It's not all about giving back though; over 90% of CEOs interviewed in a recent Accenture survey linked better corporate performance to sustainability and community efforts.  Certainly with larger and more complex problems looming ahead, businesses see the need to become engaged in solutions to protect the markets in which they participate.  From a societal standpoint, the benefits of corporate involvement are clear - they have the resources, capital, independence, and track record to solve problems larger than what governments or even non-profits can.  It is also a largely untapped resource as corporations have been inwardly focused for so long.  A large resource reallocation is definitely not needed as the collective power of the business community is so great, but rather a mindset shift that focusing solely on a company's P&L may not be enough to yield the same success in the future.  Perhaps with Starbucks and Google in, we can finally get the Republicans and Democrats out. 


  1. A few follow-up comments/questions:

    1) There are many (Ayn Rand, Edward Conard) who would argue that P&L is the definition of success, that profits have a direct correlation with value delivered to the world at large, etc.

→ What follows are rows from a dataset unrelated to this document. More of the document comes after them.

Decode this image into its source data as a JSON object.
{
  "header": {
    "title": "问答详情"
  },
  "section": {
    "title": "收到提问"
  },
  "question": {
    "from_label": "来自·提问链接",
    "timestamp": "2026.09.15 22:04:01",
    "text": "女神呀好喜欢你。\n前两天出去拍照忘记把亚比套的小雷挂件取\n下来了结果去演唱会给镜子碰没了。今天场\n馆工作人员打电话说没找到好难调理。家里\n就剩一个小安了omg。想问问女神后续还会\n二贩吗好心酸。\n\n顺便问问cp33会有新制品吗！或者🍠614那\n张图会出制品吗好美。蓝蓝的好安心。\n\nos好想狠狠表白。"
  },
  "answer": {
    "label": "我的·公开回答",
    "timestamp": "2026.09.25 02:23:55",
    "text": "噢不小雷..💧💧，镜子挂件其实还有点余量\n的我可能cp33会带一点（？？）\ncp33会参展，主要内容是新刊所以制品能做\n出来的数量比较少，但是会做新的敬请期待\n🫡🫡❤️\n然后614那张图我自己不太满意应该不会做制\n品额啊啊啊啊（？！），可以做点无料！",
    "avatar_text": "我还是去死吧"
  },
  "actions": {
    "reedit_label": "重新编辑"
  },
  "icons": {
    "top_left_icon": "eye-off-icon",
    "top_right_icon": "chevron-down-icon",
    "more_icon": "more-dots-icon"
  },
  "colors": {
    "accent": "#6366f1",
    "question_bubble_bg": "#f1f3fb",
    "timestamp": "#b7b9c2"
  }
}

Given that, why do you posit that a focus only on profit is not enough to yield success? I am of course not disparaging philanthropic pursuits or their importance, but rather suggesting that a major company like Intel, Procter and Gamble, or Berkshire Hathaway can be viewed as "successful" from a moral perspective (as well as a business perspective) independent of any corporate philanthropic endeavors they may have simply because their daily operations positively contribute to the functioning and development of the world.

    2) Disregarding the point above, from a purely pragmatic standpoint, what do you think is the best strategy for maximizing utility of every dollar spent on corporate philanthropic pursuits? There's a great number of worthy causes - how do you pick one?

    3) Do you think it's moral/ethical for company management to unilaterally decide to use company money for philanthropy rather than reinvesting it in the business, returning it to shareholders, or returning it to employees? I'm mostly curious, from the shareholder perspective, whether this is something you think should be voted on similar to how executive compensation sometimes is.

  2. Some good points you raise. I don't think its immoral at all for a business to focus solely on the p and l; I just don't see that myopic view to be sustainable. If major issues like chronic unemployment, education, and others are not addressed, these companies will not have robust markets to sell their products anyway. My point is that since they have the infrastructure and capability they should participate more.

    In terms of where, companies should leverage their strengths to be most effective. Exxon should look at environmental issues, Google should look at tech driven solutions' etc. They should also collaborate with nonprofit organizations for efficiency sake to not duplicate efforts.

    Your last point is very interesting. Certainly efforts large enough should seek shareholder or board approval, however I think these companies can probably achieve a great deal without huge resource or capital allocations. I also think if they integrate sustainability into there overall business practices, this effort could be seamless.